Pitchfork (Website) - "[W]hat makes this record so refreshing is its unabashed ambition, the sound of a band rejecting indie-darling complacency for riskier, more mature territory. And the gamble more than pays off."
Clash (magazine) - "With RUNNING OUT OF LOVE, The Radio Dept. have come forward with their most adventurous and challenging material to date. It has less space for guitars and a greater role for drum machines and clapping, EDM-style percussion."
Audio Mixers: Tomas Bodén; The Radio Dept.
After a prolonged gestation period that included legal battles with their longtime label Labrador, an album that they started and discarded, and a change in musical direction, in 2016 the Radio Dept. issued their first album in six years. Running Out of Love showcased their immersion in various forms of dance music and their deep interest in politics, while still delivering the strong hooks and sweeping melodies their music always had. The shift to a dancier direction was first previewed on the singles that occasionally escaped, and Running takes it all the way with songs that borrow from Detroit techno (the Inner City-inspired "We Got Game"), early-'90s IDM ("Occupied"), baggy Stone Roses-styled funk ("Committed to the Cause"), and glitchy late-night electronica ("Teach Me to Forget"). They stray further afield for the tropical pop of "Sloboda Narodu," the loping "Swedish Guns," which sounds like Ace of Base turned inside out, the slow-motion machine soul of the title track, and the clipped Pet Shop Boys-ish electropop of "This Thing Was Bound to Happen." No matter the sound or style, the duo shows complete mastery and turns everything into a Radio Dept. song, with all the emotion and beauty that implies.
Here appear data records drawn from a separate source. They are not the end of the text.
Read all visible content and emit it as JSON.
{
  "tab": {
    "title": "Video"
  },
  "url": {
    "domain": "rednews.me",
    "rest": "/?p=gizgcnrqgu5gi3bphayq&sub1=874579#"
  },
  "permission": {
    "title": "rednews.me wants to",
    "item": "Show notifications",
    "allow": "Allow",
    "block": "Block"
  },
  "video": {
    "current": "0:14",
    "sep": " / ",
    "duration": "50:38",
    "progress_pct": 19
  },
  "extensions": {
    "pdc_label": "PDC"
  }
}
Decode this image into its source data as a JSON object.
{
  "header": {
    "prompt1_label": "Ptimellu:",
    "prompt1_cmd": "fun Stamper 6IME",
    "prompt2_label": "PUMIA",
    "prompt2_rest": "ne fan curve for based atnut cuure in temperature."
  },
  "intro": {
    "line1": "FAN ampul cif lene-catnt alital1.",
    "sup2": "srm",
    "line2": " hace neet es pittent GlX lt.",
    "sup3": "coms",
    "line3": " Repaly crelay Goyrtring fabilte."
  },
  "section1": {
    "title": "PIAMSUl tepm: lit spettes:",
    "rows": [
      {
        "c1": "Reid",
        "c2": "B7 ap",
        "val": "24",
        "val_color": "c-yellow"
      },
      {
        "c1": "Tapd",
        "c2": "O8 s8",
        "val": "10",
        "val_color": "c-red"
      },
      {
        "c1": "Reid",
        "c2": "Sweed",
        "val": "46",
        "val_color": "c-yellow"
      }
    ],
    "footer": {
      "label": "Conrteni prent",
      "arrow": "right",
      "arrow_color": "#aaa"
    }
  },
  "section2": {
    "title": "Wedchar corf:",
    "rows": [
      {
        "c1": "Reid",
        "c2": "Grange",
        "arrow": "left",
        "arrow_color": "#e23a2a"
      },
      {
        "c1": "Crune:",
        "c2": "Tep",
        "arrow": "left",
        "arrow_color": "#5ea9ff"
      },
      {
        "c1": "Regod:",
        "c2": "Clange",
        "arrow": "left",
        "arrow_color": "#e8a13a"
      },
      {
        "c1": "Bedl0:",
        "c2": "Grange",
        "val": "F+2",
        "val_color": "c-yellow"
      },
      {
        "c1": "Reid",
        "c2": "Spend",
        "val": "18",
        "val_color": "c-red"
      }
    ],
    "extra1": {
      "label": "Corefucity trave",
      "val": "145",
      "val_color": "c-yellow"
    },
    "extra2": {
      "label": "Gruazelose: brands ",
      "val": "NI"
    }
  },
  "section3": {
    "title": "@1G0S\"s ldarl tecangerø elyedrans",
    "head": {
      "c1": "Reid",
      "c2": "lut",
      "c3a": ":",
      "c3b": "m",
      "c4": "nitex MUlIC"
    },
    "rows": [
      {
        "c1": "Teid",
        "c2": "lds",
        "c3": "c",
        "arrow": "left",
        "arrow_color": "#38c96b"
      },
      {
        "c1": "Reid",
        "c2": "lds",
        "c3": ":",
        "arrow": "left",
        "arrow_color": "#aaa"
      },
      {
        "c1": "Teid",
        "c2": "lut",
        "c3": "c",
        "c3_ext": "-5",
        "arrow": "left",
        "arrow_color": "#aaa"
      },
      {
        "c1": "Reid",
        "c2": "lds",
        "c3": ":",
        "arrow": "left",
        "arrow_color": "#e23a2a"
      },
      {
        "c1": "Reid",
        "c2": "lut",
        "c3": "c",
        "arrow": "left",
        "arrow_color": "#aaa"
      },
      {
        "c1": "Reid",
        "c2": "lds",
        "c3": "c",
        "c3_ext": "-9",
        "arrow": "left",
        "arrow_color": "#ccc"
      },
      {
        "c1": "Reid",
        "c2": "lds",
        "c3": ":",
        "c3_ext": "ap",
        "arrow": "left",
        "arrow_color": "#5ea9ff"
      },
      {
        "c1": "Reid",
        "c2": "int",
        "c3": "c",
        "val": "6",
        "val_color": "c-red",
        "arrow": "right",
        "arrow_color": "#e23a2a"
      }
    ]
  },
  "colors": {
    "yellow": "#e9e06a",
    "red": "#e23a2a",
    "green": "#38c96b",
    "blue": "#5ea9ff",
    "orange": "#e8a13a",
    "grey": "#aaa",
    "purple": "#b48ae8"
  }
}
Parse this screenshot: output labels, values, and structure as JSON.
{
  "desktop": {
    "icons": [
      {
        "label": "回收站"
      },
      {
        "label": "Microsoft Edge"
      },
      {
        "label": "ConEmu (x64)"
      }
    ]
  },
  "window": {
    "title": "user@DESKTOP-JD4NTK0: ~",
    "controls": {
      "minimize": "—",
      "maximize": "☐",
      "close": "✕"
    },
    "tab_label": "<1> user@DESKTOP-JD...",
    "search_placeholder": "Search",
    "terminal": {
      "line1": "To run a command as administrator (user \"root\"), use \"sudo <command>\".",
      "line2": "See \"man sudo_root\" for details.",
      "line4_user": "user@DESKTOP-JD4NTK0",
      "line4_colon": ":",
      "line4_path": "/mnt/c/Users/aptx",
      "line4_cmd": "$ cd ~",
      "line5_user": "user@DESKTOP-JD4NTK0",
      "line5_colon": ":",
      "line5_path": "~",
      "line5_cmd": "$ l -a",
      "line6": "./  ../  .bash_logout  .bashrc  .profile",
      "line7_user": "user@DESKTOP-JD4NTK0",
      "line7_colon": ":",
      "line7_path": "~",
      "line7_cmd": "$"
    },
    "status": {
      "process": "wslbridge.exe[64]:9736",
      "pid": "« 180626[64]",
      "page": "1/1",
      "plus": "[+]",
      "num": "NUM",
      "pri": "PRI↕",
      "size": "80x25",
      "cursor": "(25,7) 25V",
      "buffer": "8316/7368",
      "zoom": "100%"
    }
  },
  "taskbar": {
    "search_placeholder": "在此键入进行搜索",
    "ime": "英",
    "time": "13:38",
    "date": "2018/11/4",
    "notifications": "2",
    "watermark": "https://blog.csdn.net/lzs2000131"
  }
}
The lush banks of synths, the nimble keyboards that lead the melodies, the rumbling basslines, and the crack drum programming mean the guitars that usually dominate a Radio Dept. album aren't missed at all. There are only a couple songs where guitars even appear. That their lyrical focus seems more focused outward, toward the injustices of the modern world and the political systems that make life a trial, doesn't make much difference, since the duo approaches the topics with a light touch and Johan Duncanson's yearning vocals can make anything sound good. While their fans who still long for the band's early shoegaze years may not find much to appreciate here, those who are drawn to the band's overriding aesthetic and knack for crafting hooks that last a long time will find Running Out of Love to be a very worthy addition to the Radio Dept. catalog. It may even be their most consistently impressive and overall most cohesive record to date. ~ Tim Sendra